An alternative technique is laboratory analysis of existing shellfish species in an aquarium with modified chemistry.
A study published last week in the journal Nature Climate Change, “Sensitivities of extant animal taxa to ocean acidification”, reviewed research on such animal impacts.
It analysed 167 studies reporting effects from higher ocean CO2 on the performance of 153 species.
The authors concluded that more active creatures with less calcified shells (less calcium carbonate) and the ability to regulate their own body fluid pH survived better.
That favoured crustaceans (crabs, lobsters, crayfish and shrimp) and fish, and counted against corals, echinoderms (starfish and sea urchins) and molluscs (mussels, clams and oysters).
One contrary effect is for higher ocean CO2 levels to stimulate photosynthesis (where CO2 is a raw material), potentially increasing the productivity of microscopic plants called phytoplankton.

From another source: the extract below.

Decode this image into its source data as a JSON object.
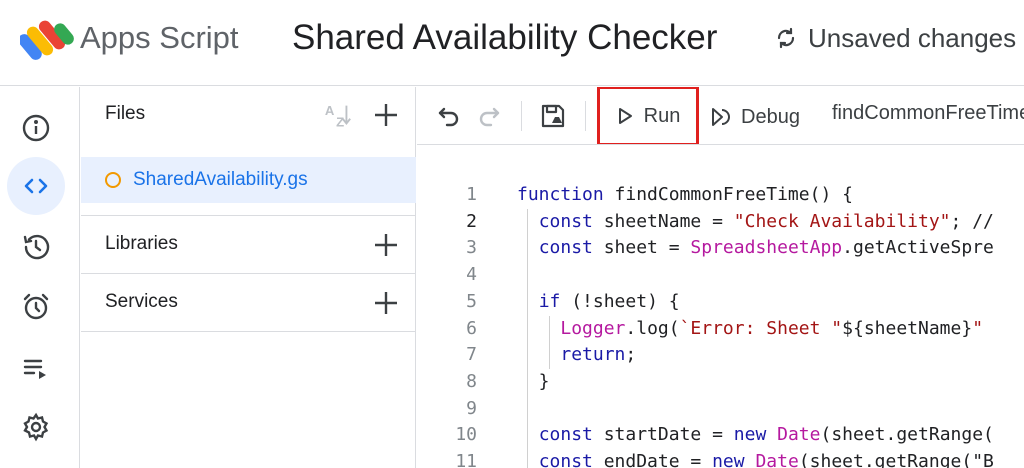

At CO2 levels that could occur by the end of this century assuming annual emissions continue to rise through 2100 (a very pessimistic outlook), most investigated echinoderm species and about half of researched molluscs would be negatively affected, the study concluded.

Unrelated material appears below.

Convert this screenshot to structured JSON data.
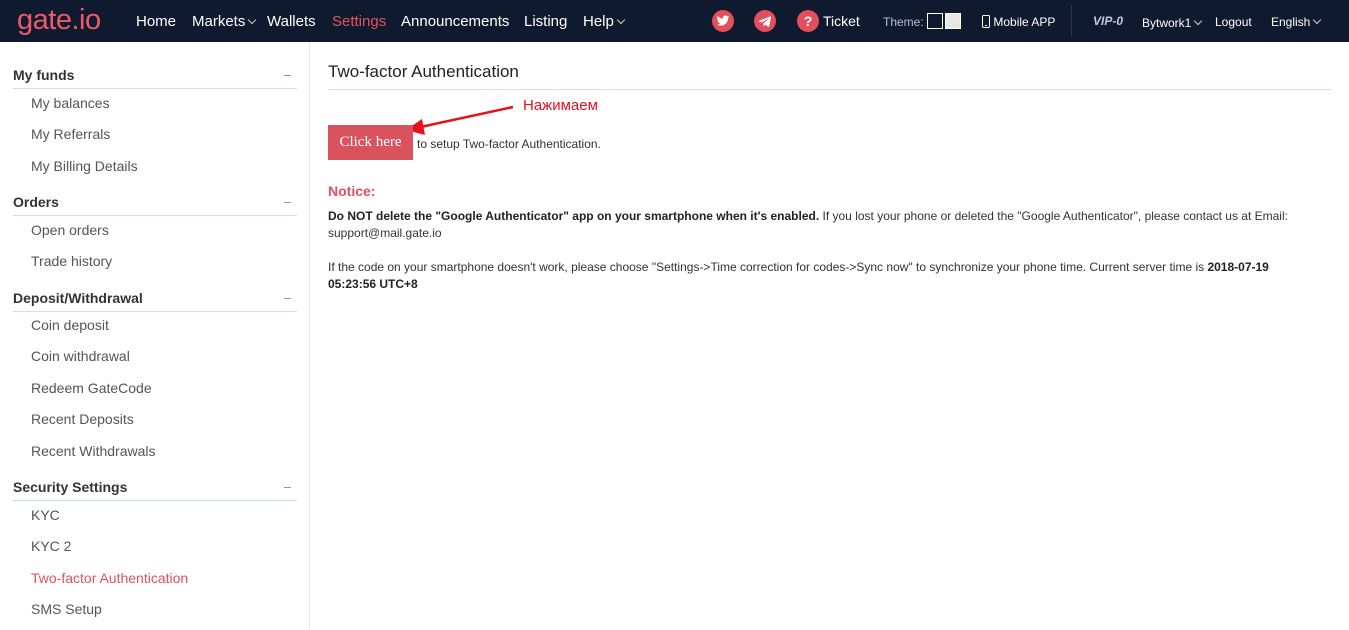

There are several gaps and difficulties facing this emerging science.
First, the combined effect of other pressures on sea life, including warmer water, lower oxygen levels and over-fishing, complicates the task of unravelling and projecting their individual effects.
Second, sea creatures do not exist in isolation but in food chains, or ecosystems, where the disappearance of one, as a result of ocean acidification, could affect many more; such wider analysis has hardly begun.
And third, there is a large uncertainty over how far countries will control carbon emissions this century, with some ocean acidification studies to date assuming high levels of emissions which may ultimately be avoided.
An edition of the scientific journal “Philosophical Transactions of the Royal Society” dedicated to ocean acidification, published last week, summed it up: “Whilst much has been learned in the past decade about the potential implications of climate change on marine organisms and ecosystems, substantial knowledge gaps still exist.”
Something to agree on is that ocean acidification, like climate change, poses a serious threat, and adds to the impression that carbon emissions must be cut sooner than later. (Editing by Mark Potter)